As a first-year graduate student in a Yale seminar with Robert Herbert, I had followed his superb suggestion to explore early twentieth century usages of the term “fourth dimension” in artists’ and critics’ writings. By the 1940s a body of art critical writing had developed spuriously connecting that idea to Einstein’s Relativity Theory, where it signified time. By contrast, as I discovered, before 1919 the “fourth dimension” had signified a higher dimension of space of which our three-dimensional world would be merely a section or shadow. Recovering that forgotten extra spatial dimension, which had been eclipsed by Einstein’s rise to celebrity as of 1919, I wrote an MA qualifying paper on its importance for Cubist artists and published in it The Art Quarterly in 1971. But we wondered, could there possibly be enough in this topic for a dissertation?
A moment of synchronicity in 1970–71 brought revelations that made clear there would be. In 1970 the Stedelijk Museum’s first major Kazimir Malevich exhibition had revealed his use of “Fourth Dimension” in his titles. And, most importantly, there was a clue in the entry for Duchamp’s 1920 Rotary Glass Plates in the 1968 catalog of the MOMA exhibition The Machine as Seen at the End of the Mechanical Age. There Pontus Hultén, drawing on research by his friend Ulf Linde, had written: “Duchamp was very interested in the theories and speculations of two French mathematicians Poincaré and Jouffret, who had written about a non-Euclidean, fourth-dimensional geometry.”
In response to a query I sent to Linde at Hultén’s suggestion, I learned of the publication by the Cordier & Ekstrom Gallery of Duchamp’s deluxe A l’infinitif (The White Box) in 1967, which included his many notes on the fourth dimension. A visit to MOMA’s print room to view the notes made clear the extent of his engagement with popular ideas about higher dimensions and with four-dimensional geometry, for which he created his own playful postulates. In the contrast between four and three dimensions Duchamp found a means to create the insuperable divide he was seeking between the realms of the Bride and the Bachelors in his The Large Glass, The Bride Stripped Bare by Her Bachelors, Even (1915–23). During 1912–15, he had made hundreds of notes for that project. However, in his first major publication of notes, the 1934 Green Box, Duchamp excluded all of the fourth-dimension focused notes, undoubtedly because Einstein’s theories had superseded the spatial fourth dimension by that time. Happily, in 1973 the White Box notes, along with those of the Green Box, were published as Salt Seller: The Writings of Marcel Duchamp, easing access to the notes for scholars as well as contemporary artists.

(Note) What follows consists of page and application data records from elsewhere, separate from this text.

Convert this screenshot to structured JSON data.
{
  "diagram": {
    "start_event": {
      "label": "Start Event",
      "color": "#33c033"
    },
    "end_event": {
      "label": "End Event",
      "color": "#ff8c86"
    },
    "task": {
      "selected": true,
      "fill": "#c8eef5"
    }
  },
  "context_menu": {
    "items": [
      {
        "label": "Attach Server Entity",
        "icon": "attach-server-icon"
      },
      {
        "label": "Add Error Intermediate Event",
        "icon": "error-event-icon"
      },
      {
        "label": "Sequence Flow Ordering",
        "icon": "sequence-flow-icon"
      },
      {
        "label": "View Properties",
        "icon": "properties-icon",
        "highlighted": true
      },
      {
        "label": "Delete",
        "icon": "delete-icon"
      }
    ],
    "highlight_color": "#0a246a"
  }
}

It was work on the Duchamp chapter of the dissertation, which ultimately became The Fourth Dimension and Non-Euclidean Geometry in Modern Art (1983; new edition, MIT Press, 2013), that immersed me in the artist’s works and writings. There I discovered his brilliant mind and wit as well as his creative invention as an artist challenging traditional artmaking. But grappling with the fourth-dimension oriented notes was often difficult, since they were so complex: was this humor or had he misunderstood, for example, how two-dimensional lines would relate to four-dimensional space? After I’d written to the distinguished Yale historian of mathematics, Asger Aaboe, to ask which postulate of Euclid was pictured in the weathered geometry book in Duchamp’s Unhappy Readymade (1919), he wrote back a full explanation; he concluded his letter, “Anyway, what is a nice young lady like you doing with such a cuckoo fellow as Duchamp?” I kept that comment on my bulletin board, thinking that once the dissertation was finished, I probably wouldn’t work on Duchamp again.
But the artist had a surprise in store for scholars after his death in 1968. In 1980 the Centre Pompidou published a collection of 289 previously unpublished notes, the majority of which had been written in 1912–15. When in the mid-1980s I began research on X-rays, I took a look at those notes and was struck at the prevalence of references to chemistry and physics in them. Clearly, Duchamp had found there an important model for the impersonal execution and the content of his technoscientific allegory of quest in The Large Glass. Following his lead, I dove into the science and technology that had dominated the pre-World War I era—e.g., X-rays, radioactivity, electrons, the ether of space, and wireless telegraphy. By now I was hooked and had no hesitation about following Duchamp wherever he might lead me, resulting in my 1998 book Duchamp in Context: Science and Technology in the Large Glass and Related Works.
Now I am working on a book titled Ether and the Energies of Modernism: Art, Science, and Occultism in the Early 20th Century, and who is central to it? None other than Marcel Duchamp, who truly changed my life.